> _Requirement_:
If a line in the listing contains "Measures", copy it out whole.

====== Data provided ======

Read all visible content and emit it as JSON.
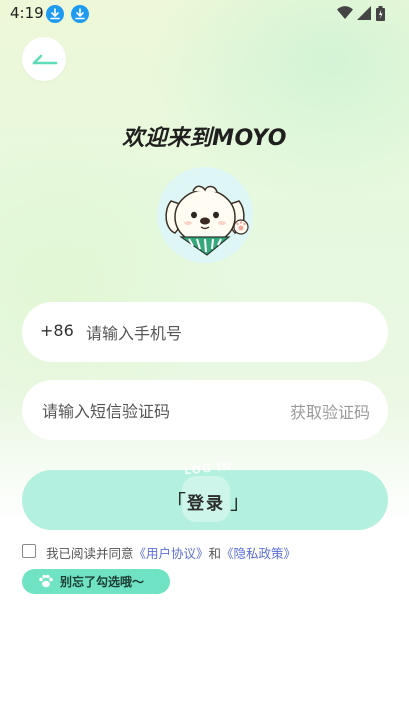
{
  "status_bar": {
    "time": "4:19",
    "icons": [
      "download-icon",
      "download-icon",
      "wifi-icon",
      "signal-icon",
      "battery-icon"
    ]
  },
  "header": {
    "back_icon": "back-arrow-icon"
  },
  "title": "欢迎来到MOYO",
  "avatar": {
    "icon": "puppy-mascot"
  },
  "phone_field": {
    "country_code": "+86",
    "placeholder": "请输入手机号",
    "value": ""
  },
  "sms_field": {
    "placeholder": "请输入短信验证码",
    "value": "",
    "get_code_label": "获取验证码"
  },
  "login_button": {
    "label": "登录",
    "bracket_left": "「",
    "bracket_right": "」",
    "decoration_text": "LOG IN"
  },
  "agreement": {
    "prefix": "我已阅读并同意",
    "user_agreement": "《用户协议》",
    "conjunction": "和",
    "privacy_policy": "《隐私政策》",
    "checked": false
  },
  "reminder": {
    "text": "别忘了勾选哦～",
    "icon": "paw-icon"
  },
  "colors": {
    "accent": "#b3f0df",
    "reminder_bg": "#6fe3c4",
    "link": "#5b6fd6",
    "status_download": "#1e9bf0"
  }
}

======
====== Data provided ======

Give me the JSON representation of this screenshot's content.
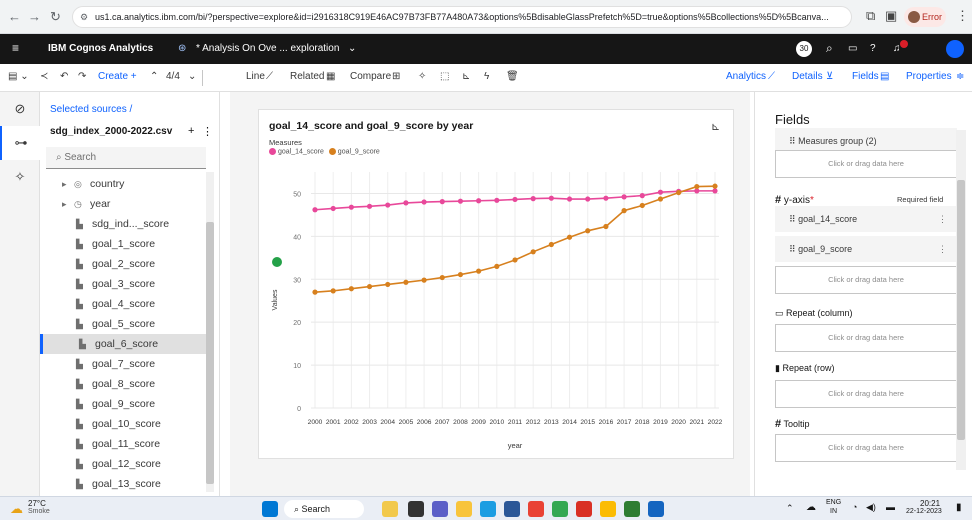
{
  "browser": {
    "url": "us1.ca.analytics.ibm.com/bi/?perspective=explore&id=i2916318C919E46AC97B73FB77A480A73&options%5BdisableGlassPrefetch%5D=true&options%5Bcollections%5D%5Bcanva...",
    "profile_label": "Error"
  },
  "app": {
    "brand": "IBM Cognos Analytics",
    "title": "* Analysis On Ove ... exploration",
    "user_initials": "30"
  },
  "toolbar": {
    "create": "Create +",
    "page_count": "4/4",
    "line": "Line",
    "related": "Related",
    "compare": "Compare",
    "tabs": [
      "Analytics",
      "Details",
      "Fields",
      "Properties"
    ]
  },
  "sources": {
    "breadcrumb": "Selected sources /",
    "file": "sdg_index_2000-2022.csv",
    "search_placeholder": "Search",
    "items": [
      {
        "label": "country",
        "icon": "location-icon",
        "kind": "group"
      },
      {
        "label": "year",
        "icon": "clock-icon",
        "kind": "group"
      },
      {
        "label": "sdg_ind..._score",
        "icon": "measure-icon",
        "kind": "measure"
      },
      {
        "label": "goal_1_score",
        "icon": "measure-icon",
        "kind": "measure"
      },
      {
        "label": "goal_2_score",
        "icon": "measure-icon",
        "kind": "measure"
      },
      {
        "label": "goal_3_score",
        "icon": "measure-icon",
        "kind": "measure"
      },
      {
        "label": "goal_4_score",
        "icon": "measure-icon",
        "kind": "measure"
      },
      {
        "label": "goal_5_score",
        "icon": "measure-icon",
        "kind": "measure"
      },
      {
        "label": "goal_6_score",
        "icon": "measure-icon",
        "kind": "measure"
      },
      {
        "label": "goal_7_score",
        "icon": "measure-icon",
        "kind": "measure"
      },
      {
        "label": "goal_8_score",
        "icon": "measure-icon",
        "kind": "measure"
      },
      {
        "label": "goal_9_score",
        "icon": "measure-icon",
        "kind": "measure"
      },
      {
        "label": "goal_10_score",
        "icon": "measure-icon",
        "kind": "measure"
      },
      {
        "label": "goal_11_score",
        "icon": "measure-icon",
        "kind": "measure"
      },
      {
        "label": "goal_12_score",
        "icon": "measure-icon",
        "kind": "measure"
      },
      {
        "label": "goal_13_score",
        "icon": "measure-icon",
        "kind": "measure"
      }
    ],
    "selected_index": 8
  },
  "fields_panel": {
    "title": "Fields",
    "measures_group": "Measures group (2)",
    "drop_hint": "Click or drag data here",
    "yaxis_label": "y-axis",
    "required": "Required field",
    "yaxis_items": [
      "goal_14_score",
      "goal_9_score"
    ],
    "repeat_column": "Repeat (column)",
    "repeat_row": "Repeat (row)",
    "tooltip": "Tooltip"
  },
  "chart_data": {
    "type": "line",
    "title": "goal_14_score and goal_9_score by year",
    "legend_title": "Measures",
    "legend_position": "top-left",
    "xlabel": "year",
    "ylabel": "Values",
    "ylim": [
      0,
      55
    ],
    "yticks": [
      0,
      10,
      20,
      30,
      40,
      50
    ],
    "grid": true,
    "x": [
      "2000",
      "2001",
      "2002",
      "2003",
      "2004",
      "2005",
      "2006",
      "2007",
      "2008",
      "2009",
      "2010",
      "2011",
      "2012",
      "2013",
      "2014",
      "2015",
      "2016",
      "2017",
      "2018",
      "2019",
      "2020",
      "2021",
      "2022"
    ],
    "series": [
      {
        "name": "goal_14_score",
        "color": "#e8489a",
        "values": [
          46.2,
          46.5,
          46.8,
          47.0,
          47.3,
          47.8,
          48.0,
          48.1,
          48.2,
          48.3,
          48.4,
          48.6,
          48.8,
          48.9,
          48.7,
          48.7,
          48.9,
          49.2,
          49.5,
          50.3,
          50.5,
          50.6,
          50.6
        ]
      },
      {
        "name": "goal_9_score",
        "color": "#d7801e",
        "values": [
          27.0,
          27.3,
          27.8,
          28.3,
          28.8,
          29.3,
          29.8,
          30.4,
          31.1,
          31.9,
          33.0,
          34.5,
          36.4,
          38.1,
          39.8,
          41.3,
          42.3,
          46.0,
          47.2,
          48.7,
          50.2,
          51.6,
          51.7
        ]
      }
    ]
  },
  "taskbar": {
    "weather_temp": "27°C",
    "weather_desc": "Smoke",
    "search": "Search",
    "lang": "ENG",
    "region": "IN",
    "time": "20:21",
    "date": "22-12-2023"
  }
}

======

> _Answer_:
    "measures_group": "Measures group (2)",
    "legend_title": "Measures",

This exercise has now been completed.